SF Gate

Saturday, August 17, 2013
  • Insulin pumps, like this one used by 6-year-old Merrick Horne in 2011, might be vulnerable to hacking. Photo: Michael Macor, The Chronicle
    Insulin pumps, like this one used by 6-year-old Merrick Horne in 2011, might be vulnerable to hacking. Photo: Michael Macor, The Chronicle


In the world of hypothetical cybercrime, not much is scarier than the hacked medical device.

Compromised pacemakers played a central role last year in an episode of TV’s “Homeland” and provided a macabre side note to this year’s Black Hat conference for hackers.

It wasn’t science fiction: There’s ample evidence that it’s possible to seize control of such implants from a distance. There’s just no evidence that’s ever happened.

Still, regulators and computer security experts are dedicating a fair amount of attention to warding off such threats. On Thursday, the Center for Internet Security, a nonprofit group that advises government agencies and private companies, said it was beginning work on a set of guidelines for medical devices, beginning with insulin pumps. It is soliciting the cooperation of hospitals and device manufacturers through the end of August and plans to issue its guidelines by the end of the year.

FDA guidance

This follows a warning by the Food and Drug Administration, which alluded to potential shortcomings in medical devices and said it was developing guidance on how manufacturers should address them.

Medical hacking entered the public eye in 2011, when hackers began showing it was possible. Jay Radcliffe, a computer security expert working for IBM, delivered a presentation at a hacking conference showing that he could take control of an insulin pump and manipulate the amount of insulin it provided, potentially killing the user.

The revelation led to a spate of angry letters, concerned congressmen, and eventually, the FDA guidelines issued this year. Radcliffe also began working with medical device manufacturers to help secure their products.

New vulnerabilities continue to arise. In June, ICS Cert, part of the Department of Homeland Security, reported that it had found security holes in 300 medical devices being made by 40 companies, which it declined to name.

This summer, Radcliffe returned to Black Hat to discuss medical hacking. Another computer security researcher who had focused on medical devices, Barnaby Jack, was scheduled to give a presentation about how he had successfully hacked into a pacemaker, but days before the conference, Jack was found dead in San Francisco. A medical examiner is investigating the cause.

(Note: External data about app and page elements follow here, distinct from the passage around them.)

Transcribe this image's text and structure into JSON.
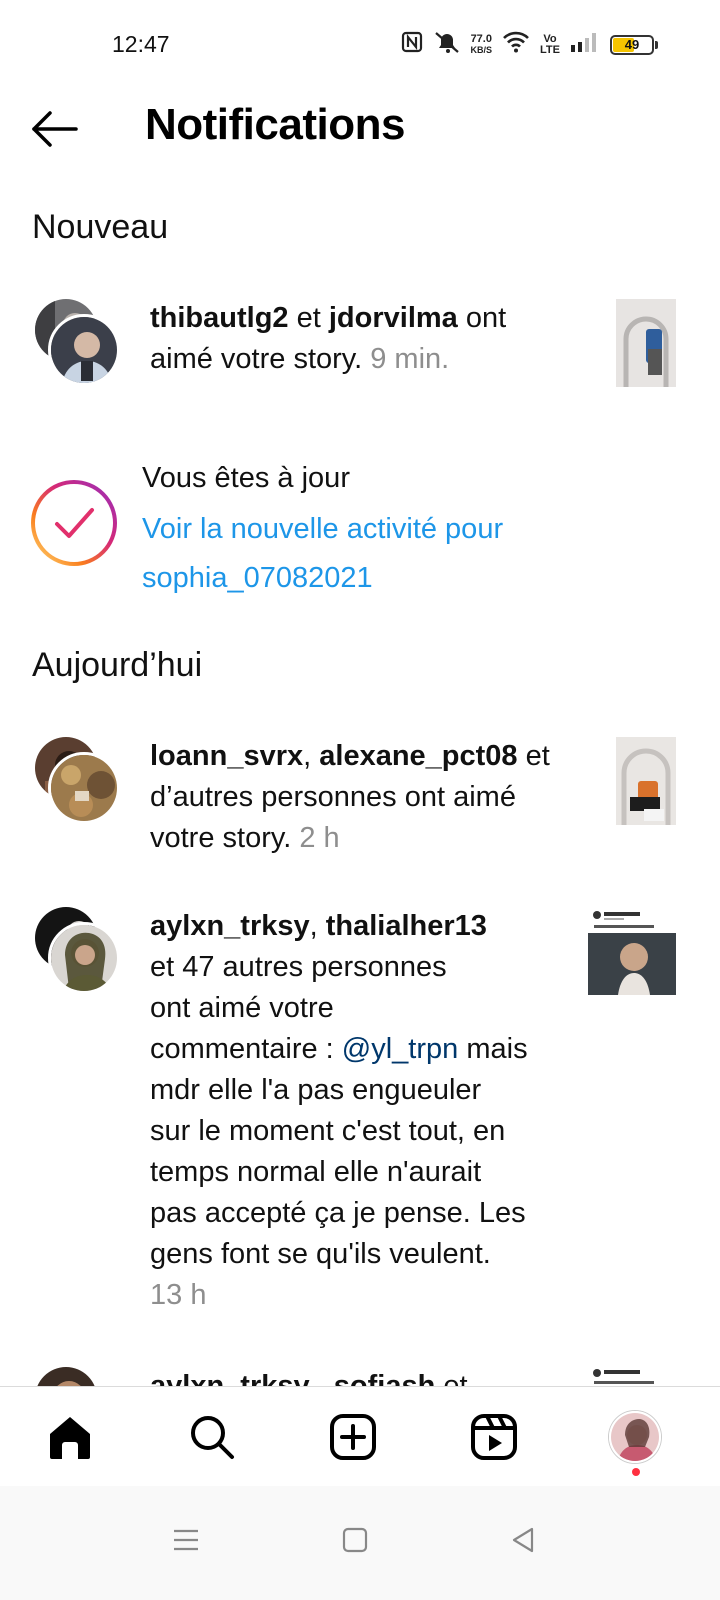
{
  "status_bar": {
    "time": "12:47",
    "net_speed_value": "77.0",
    "net_speed_unit": "KB/S",
    "volte": "Vo\nLTE",
    "battery_level": "49",
    "icons": [
      "nfc-icon",
      "mute-icon",
      "wifi-icon",
      "volte-icon",
      "signal-icon",
      "battery-icon"
    ]
  },
  "header": {
    "title": "Notifications"
  },
  "sections": {
    "new_title": "Nouveau",
    "today_title": "Aujourd’hui"
  },
  "notif_1": {
    "user_a": "thibautlg2",
    "conj": " et ",
    "user_b": "jdorvilma",
    "text": " ont aimé votre story. ",
    "time": "9 min."
  },
  "up_to_date": {
    "title": "Vous êtes à jour",
    "link": "Voir la nouvelle activité pour sophia_07082021"
  },
  "notif_2": {
    "user_a": "loann_svrx",
    "sep": ", ",
    "user_b": "alexane_pct08",
    "text": " et d’autres personnes ont aimé votre story. ",
    "time": "2 h"
  },
  "notif_3": {
    "user_a": "aylxn_trksy",
    "sep": ", ",
    "user_b": "thalialher13",
    "line_1": "et 47 autres personnes",
    "line_2": "ont aimé votre",
    "line_3": "commentaire : ",
    "mention": "@yl_trpn",
    "line_3_rest": " mais",
    "line_4": "mdr elle l'a pas engueuler",
    "line_5": "sur le moment c'est tout, en",
    "line_6": "temps normal elle n'aurait",
    "line_7": "pas accepté ça je pense. Les",
    "line_8": "gens font se qu'ils veulent.",
    "time": "13 h",
    "thumb_caption": "La meilleure vidéo de l'année"
  },
  "notif_4": {
    "user_a": "aylxn_trksy",
    "sep": " , ",
    "user_b": "sofiash",
    "text": " et"
  },
  "bottom_nav": {
    "items": [
      "home-icon",
      "search-icon",
      "create-icon",
      "reels-icon",
      "profile-avatar"
    ]
  },
  "colors": {
    "link_blue": "#1d96e8",
    "mention_blue": "#00376b",
    "time_gray": "#8e8e8e",
    "notification_dot": "#ff3040"
  }
}
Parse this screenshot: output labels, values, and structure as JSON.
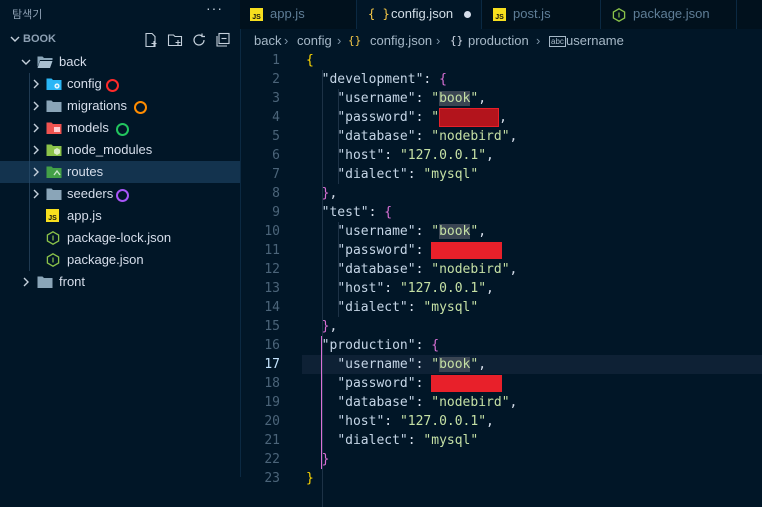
{
  "sidebar": {
    "explorer_title": "탐색기",
    "more_label": "···",
    "section_title": "BOOK",
    "items": [
      {
        "label": "back",
        "type": "folder-open",
        "color": "#8aa5b8"
      },
      {
        "label": "config",
        "type": "folder",
        "color": "#29b6f6",
        "dot": "#ff2a2a"
      },
      {
        "label": "migrations",
        "type": "folder",
        "color": "#8aa5b8",
        "dot": "#ff8c00"
      },
      {
        "label": "models",
        "type": "folder",
        "color": "#ef5350",
        "dot": "#22c55e"
      },
      {
        "label": "node_modules",
        "type": "folder",
        "color": "#8bc34a"
      },
      {
        "label": "routes",
        "type": "folder",
        "color": "#66bb6a"
      },
      {
        "label": "seeders",
        "type": "folder",
        "color": "#8aa5b8",
        "dot": "#a855f7"
      },
      {
        "label": "app.js",
        "type": "js"
      },
      {
        "label": "package-lock.json",
        "type": "node"
      },
      {
        "label": "package.json",
        "type": "node"
      },
      {
        "label": "front",
        "type": "folder",
        "color": "#8aa5b8"
      }
    ]
  },
  "tabs": [
    {
      "label": "app.js",
      "icon": "js-icon"
    },
    {
      "label": "config.json",
      "icon": "json-icon",
      "active": true,
      "modified": true
    },
    {
      "label": "post.js",
      "icon": "js-icon"
    },
    {
      "label": "package.json",
      "icon": "node-icon"
    }
  ],
  "breadcrumb": {
    "parts": [
      "back",
      "config",
      "config.json",
      "production",
      "username"
    ]
  },
  "editor": {
    "current_line": 17,
    "line_numbers": [
      "1",
      "2",
      "3",
      "4",
      "5",
      "6",
      "7",
      "8",
      "9",
      "10",
      "11",
      "12",
      "13",
      "14",
      "15",
      "16",
      "17",
      "18",
      "19",
      "20",
      "21",
      "22",
      "23"
    ],
    "environments": [
      {
        "name": "\"development\"",
        "username": "\"book\"",
        "database": "\"nodebird\"",
        "host": "\"127.0.0.1\"",
        "dialect": "\"mysql\""
      },
      {
        "name": "\"test\"",
        "username": "\"book\"",
        "database": "\"nodebird\"",
        "host": "\"127.0.0.1\"",
        "dialect": "\"mysql\""
      },
      {
        "name": "\"production\"",
        "username": "\"book\"",
        "database": "\"nodebird\"",
        "host": "\"127.0.0.1\"",
        "dialect": "\"mysql\""
      }
    ],
    "keys": {
      "username": "\"username\"",
      "password": "\"password\"",
      "database": "\"database\"",
      "host": "\"host\"",
      "dialect": "\"dialect\""
    }
  }
}
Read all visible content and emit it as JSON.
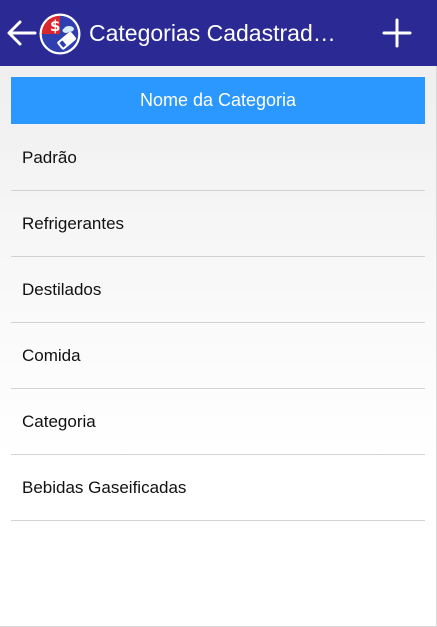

“We certainly don’t want people to lose faith in these devices,” Jack said July 18 in an interview with Bloomberg News. “But certainly any threats, no matter how minor, need to be eliminated.”

Jack, who previously worked at computer security firm McAfee, made headlines at the Black Hat conference in 2010 when he demonstrated his ability to hack stand-alone ATMs. He was able to hack them in two ways – remotely and using physical keys that come with the machines.

More gaining skill

In an interview with Vice magazine shortly before his death, Jack said it had taken six months to hack the pacemaker.

“It does take a specialized skill, but with more and more security researchers concentrating on embedded devices, the skill set required is becoming more common,” he said.

Considering the varying rates of technical innovation among hackers, medical companies and regulators, it’s likely that the health care industry will always be at least a half-step behind. Meanwhile, as medical devices continue to utilize wireless technology, the manufacturers will continue to face the tension of straddling two worlds, says Chester Wisniewski of Sophos, a security firm.

“There are very few security people in the medical device industry, and there are very few medical people in the security industry,” he said.

Joshua Brustein is a Bloomberg Businessweek writer. E-mail: jbrustein@bloomberg.net